Mr Taylor highlighted bioenergy’s “emissions reduction and economic opportunities”, which he said would be realised chiefly in regional communities surrounded by primary production.
Fuel producers and jetmakers are keen to showcase novel forms of aviation fuel deemed less harmful to the climate, from used cooking oil to the distinctly less glamorous meat waste.
ARENA selected aviation and shipping biofuel produced from food and agricultural waste as a near-term opportunity for clean energy.
International transport is a particularly difficult industry for emissions reductions, with scant alternatives to emissions-intensive fossil fuels.

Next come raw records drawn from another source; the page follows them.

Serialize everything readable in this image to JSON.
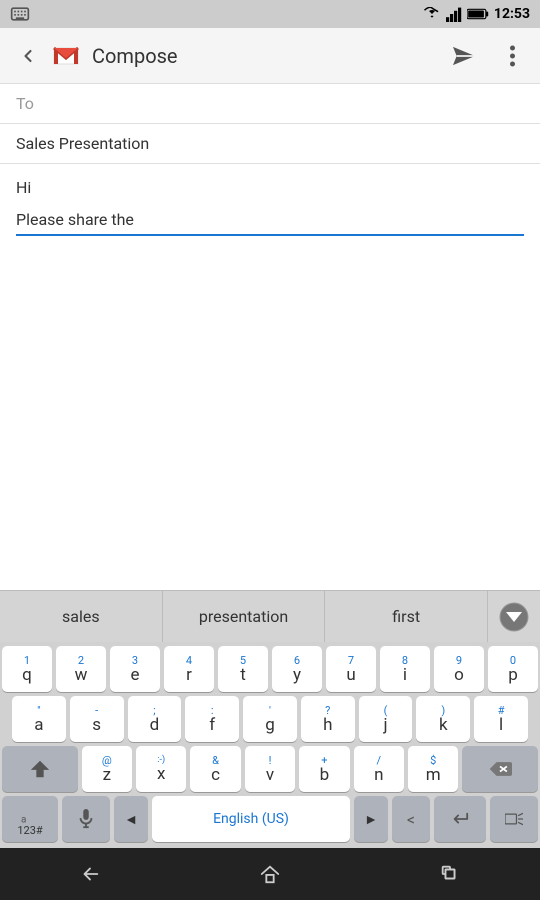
{
  "statusBar": {
    "time": "12:53",
    "keyboard_icon": "keyboard-icon",
    "wifi_icon": "wifi-icon",
    "signal_icon": "signal-icon",
    "battery_icon": "battery-icon"
  },
  "appBar": {
    "back_label": "back",
    "title": "Compose",
    "send_label": "send",
    "more_label": "more options"
  },
  "compose": {
    "to_placeholder": "To",
    "subject_value": "Sales Presentation",
    "body_line1": "Hi",
    "body_line2": "Please share the"
  },
  "autocomplete": {
    "item1": "sales",
    "item2": "presentation",
    "item3": "first",
    "arrow_label": "collapse suggestions"
  },
  "keyboard": {
    "rows": [
      {
        "keys": [
          {
            "num": "1",
            "char": "q"
          },
          {
            "num": "2",
            "char": "w"
          },
          {
            "num": "3",
            "char": "e"
          },
          {
            "num": "4",
            "char": "r"
          },
          {
            "num": "5",
            "char": "t"
          },
          {
            "num": "6",
            "char": "y"
          },
          {
            "num": "7",
            "char": "u"
          },
          {
            "num": "8",
            "char": "i"
          },
          {
            "num": "9",
            "char": "o"
          },
          {
            "num": "0",
            "char": "p"
          }
        ]
      },
      {
        "keys": [
          {
            "num": "\"",
            "char": "a"
          },
          {
            "num": "-",
            "char": "s"
          },
          {
            "num": ";",
            "char": "d"
          },
          {
            "num": ":",
            "char": "f"
          },
          {
            "num": "'",
            "char": "g"
          },
          {
            "num": "?",
            "char": "h"
          },
          {
            "num": "(",
            "char": "j"
          },
          {
            "num": ")",
            "char": "k"
          },
          {
            "num": "#",
            "char": "l"
          }
        ]
      }
    ],
    "row3": {
      "shift": "⇧",
      "keys": [
        {
          "num": "@",
          "char": "z"
        },
        {
          "num": ":-)",
          "char": "x"
        },
        {
          "num": "&",
          "char": "c"
        },
        {
          "num": "!",
          "char": "v"
        },
        {
          "num": "+",
          "char": "b"
        },
        {
          "num": "/",
          "char": "n"
        },
        {
          "num": "$",
          "char": "m"
        }
      ],
      "backspace": "⌫"
    },
    "row4": {
      "mode_label": "123#",
      "mic_label": "mic",
      "left_arrow": "◄",
      "space_label": "English (US)",
      "right_arrow": "►",
      "dot_label": ".",
      "comma_label": ",",
      "less_than": "<",
      "enter_label": "↵",
      "emoji_label": "emoji"
    }
  },
  "bottomNav": {
    "back_label": "back",
    "home_label": "home",
    "recents_label": "recents"
  }
}
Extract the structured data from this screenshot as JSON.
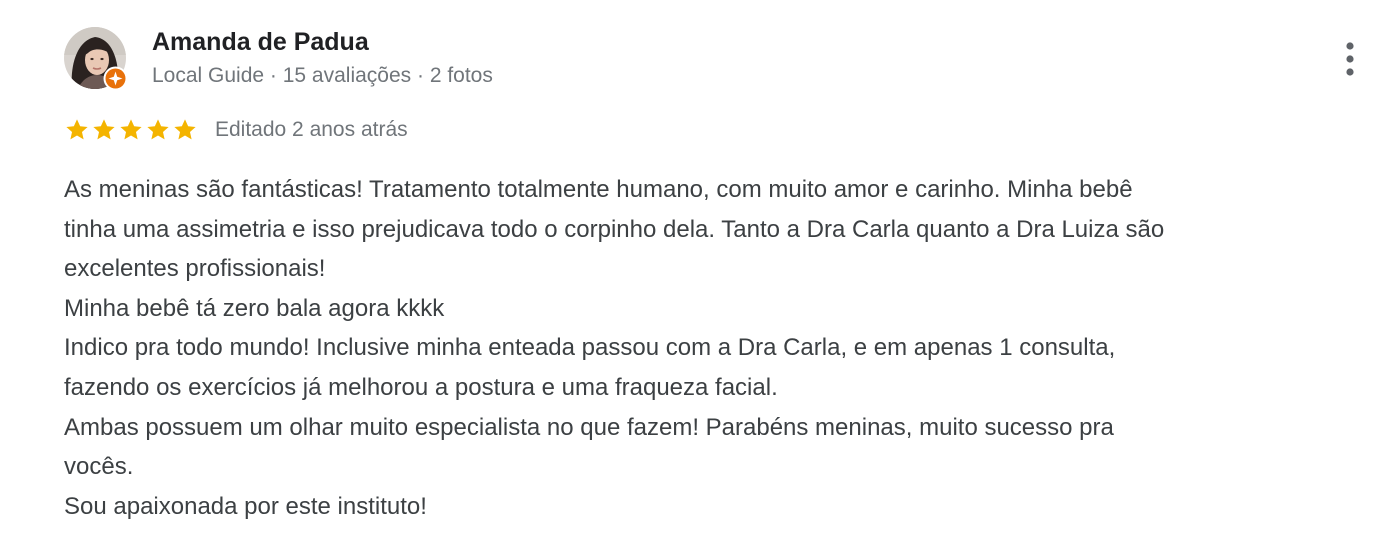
{
  "review": {
    "author_name": "Amanda de Padua",
    "author_meta": "Local Guide · 15 avaliações · 2 fotos",
    "rating": 5,
    "rating_max": 5,
    "edited_label": "Editado 2 anos atrás",
    "body_lines": [
      "As meninas são fantásticas! Tratamento totalmente humano, com muito amor e carinho. Minha bebê",
      "tinha uma assimetria e isso prejudicava todo o corpinho dela. Tanto a Dra Carla quanto a Dra Luiza são",
      "excelentes profissionais!",
      "Minha bebê tá zero bala agora kkkk",
      "Indico pra todo mundo! Inclusive minha enteada passou com a Dra Carla, e em apenas 1 consulta,",
      "fazendo os exercícios já melhorou a postura e uma fraqueza facial.",
      "Ambas possuem um olhar muito especialista no que fazem! Parabéns meninas, muito sucesso pra",
      "vocês.",
      "Sou apaixonada por este instituto!"
    ]
  },
  "icons": {
    "avatar": "user-avatar-photo",
    "badge": "local-guide-badge-icon",
    "more": "more-vert-icon",
    "star": "star-icon"
  },
  "colors": {
    "star": "#f4b400",
    "badge": "#e8710a",
    "name": "#202124",
    "meta": "#70757a",
    "body": "#3c4043",
    "more_dots": "#5f6368"
  }
}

Aircraft and cargo ships could, potentially, be fuelled by zero-emissions hydrogen but this technology is further away from commercialisation.
ARENA said biofuels were more mature than other prospective clean aviation fuels, “with a growing number of pathways certified to industry standards, demonstration flights and fuel off-take agreements both in Australia and overseas”. Bioenergy could also be tapped to generate heat for industrial processes, gas to supply the electricity grid or fuel for road transport.
“Bioenergy has significant potential to complement Australia’s future energy mix and our economy,” said ARENA chief executive Darren Miller.
But the Australian National University’s school of electrical energy and materials engineering said harnessing renewable energy to electrify carbon-intensive industrial processes, such as swapping gas-fired heating to electric heat pumps or switching from liquid fossil fuel car engines to electric vehicles, was more efficient than converting organic material into bioenergy.
“The expected extremely low cost of wind and (solar) photovoltaics will likely out-compete most biomass options in the near future – decisions should be made with this fact in mind,” ANU’s submission said
Also see my other blogs. Main ones below:
http://dissectleft.blogspot.com (DISSECTING LEFTISM -- daily)
http://antigreen.blogspot.com (GREENIE WATCH)
http://pcwatch.blogspot.com (POLITICAL CORRECTNESS WATCH)
http://edwatch.blogspot.com (EDUCATION WATCH)